The journey to understand data and its place in Education has been one full of trials and tribulations. Starting in 1974 with the creation of the Family Educational Rights and Privacy Act (FERPA), the topic of data and student records has centered around fear and apprehension from the beginning. That’s not to say we haven’t seen incentives for the use and study of student data as with the Statewide Longitudinal Data Systems (SLDS) in 2005, but even that boost in interest came with its own set of protection and privacy challenges. By 2014, we – as an entire industry – were almost afraid to use the words “student data” in any kind of positive light.

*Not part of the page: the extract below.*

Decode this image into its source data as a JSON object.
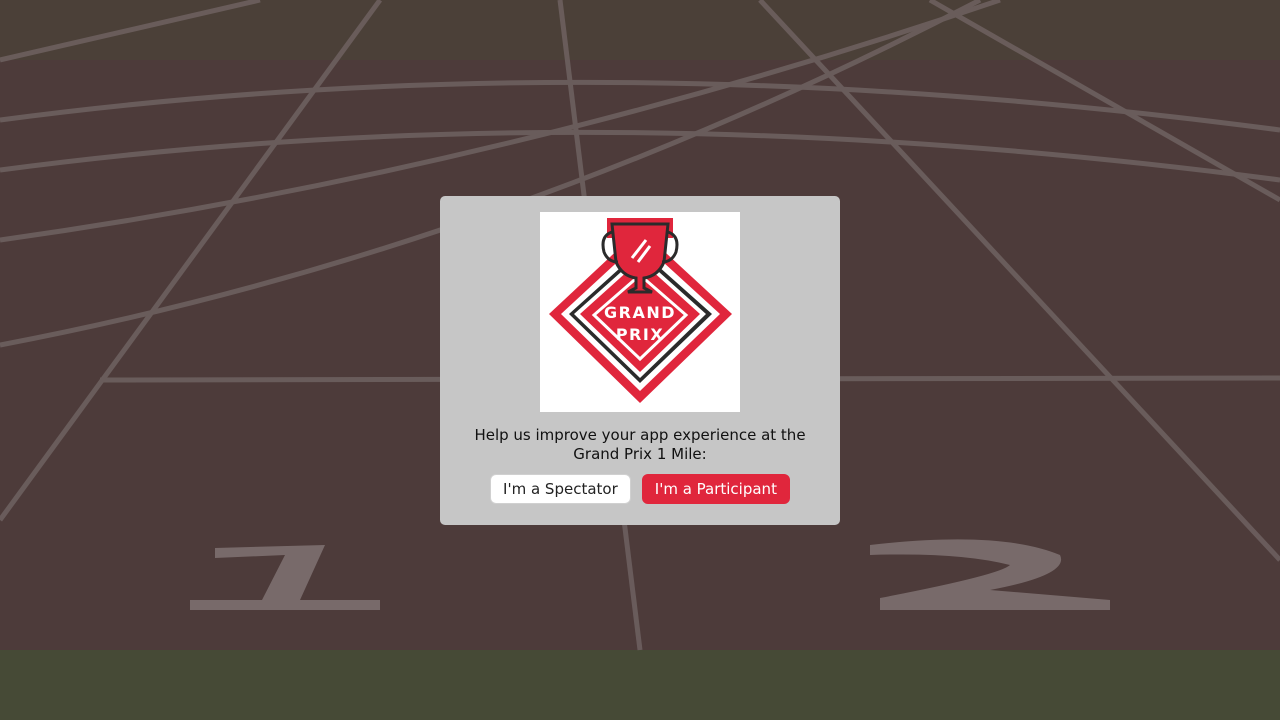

But let’s look at the root of the topic without the connotations that may come with it. Data alone can help us make better decisions. Data alone can improve efficiency across resource-strapped districts. According to a study by the National Association of Elementary School Principals, using student achievement data to support instructional decision making is key. The study states that data must be part of the ongoing cycle, it must establish a clear vision for schoolwide data use, and it must provide supports that foster a data-driven culture. Technology behind data can give us the ability to truly improve our Education industry from the ground up with Educators at the helm! We’re at a place in our society today where data is increasing at exponential rates and will only continue to do so. It’s time for the Education industry to take hold of their data, use it to truly help students, and change the conversation when it comes to student data. It’s a brave new frontier when it comes to what the next generation will expect to be recorded and available at a moment’s notice. Are we prepared to keep up?
When was the last time we were all on the same page regarding the use of student data in K-12 Education? Do we even have a clear consensus on what that term, “student data” means? There are many types of data being collected on a daily basis that can potentially help students have a more successful educational experience. More than just assessments and class grades, understanding the complete view of an individual student through the eyes of the data can provide additional insights to educators that might not have been fully realized through personal interaction alone. That’s not to say data is the end all, be all for improving our system, but as lifelong learners it’s important we understand the new and improving tools we have at our disposal if they can be used, in addition to what we already know, to help students thrive.
It seems as though many of us have realized this already, but without sufficient tools in place Educators – resourceful as they are – often have to create a new path and reinvent the wheel at individual district, school, and classroom levels to achieve the goals they may actually share across a larger base. We see this so often when a district will have taken on a project to build their own data engine, or a teacher will adopt free/low cost technologies just for her/his classroom because they see a need. Or how many principals do we all know that spend the weeks before school starts preparing massive data files for each of their teachers so they can start the year without losing valuable institutional knowledge from previous years of instruction?
The State of the Data Union is in a bit of disarray without common practices and methods in place to achieve shared goals. We all know we want to use whatever knowledge we have, including data gained, to help students in any way we can. So how do we put what we want and what we have into alignment most effectively?
Coming out of a takeover from the state department in 2014 for financial administrative issues, the Scott County School District—nestled 45 minutes outside of Jackson, Mississippi—was, in many ways, hungry for improvement but did not possess the right tools.
“A lot of things had been ignored, and we saw a need to really know our data,” says Stephanie Cotnam, Scott County’s instructional trainer. “We knew we couldn’t grow and get better without it.”
Learn how SchoolStatus turned Scott County School District’s data to action by improving attendance rates, reading levels and discipline, taking their D rating to a B rating in just a year.
According to a May 2018 article in Forbes, 90% of the world’s existing data was created in the last 2 years. WOW. That’s an incredible rate of exponential growth and it’s only going to increase. How are we expected to keep up at such a breakneck pace?
What’s interesting about that rate of growth, though, is that Educators have always naturally carried so much data in their minds on the children they interact with. Much of the data growth in Education is, in fact, knowledge you probably already had – just captured in digital vs. human form. Understanding the data we interact with as primarily a reflection of what makes a good Educator can help us move to the next phase of data analytics in Education. A phase where we don’t see data as a thing to be wrangled or a privacy breach waiting to happen. A phase where we truly believe the data in front of us is a an organizational tool, a living breathing resource to help us marry the information reflected in our own knowing with the empirical data collected. When we relate to data as a reflection and a helpful tool rather than a silo or project, we can start to benefit from having it assist us as we continue to the best we can for our kids and their families.
To reach that level of understanding and interaction with our data, its important that data be accessible, timely, and complete. If teachers can’t access near real-time data for each child in his/her class, they can’t really USE it to help in their day to day interactions. If administrators can’t compare multiple types of data side by side, they can’t form new initiatives or make plans to reach segments of the population that may be falling behind. And without visibility into the communication happening between a student’s caregivers at school and at home, we’re only getting a piece of the puzzle to begin with.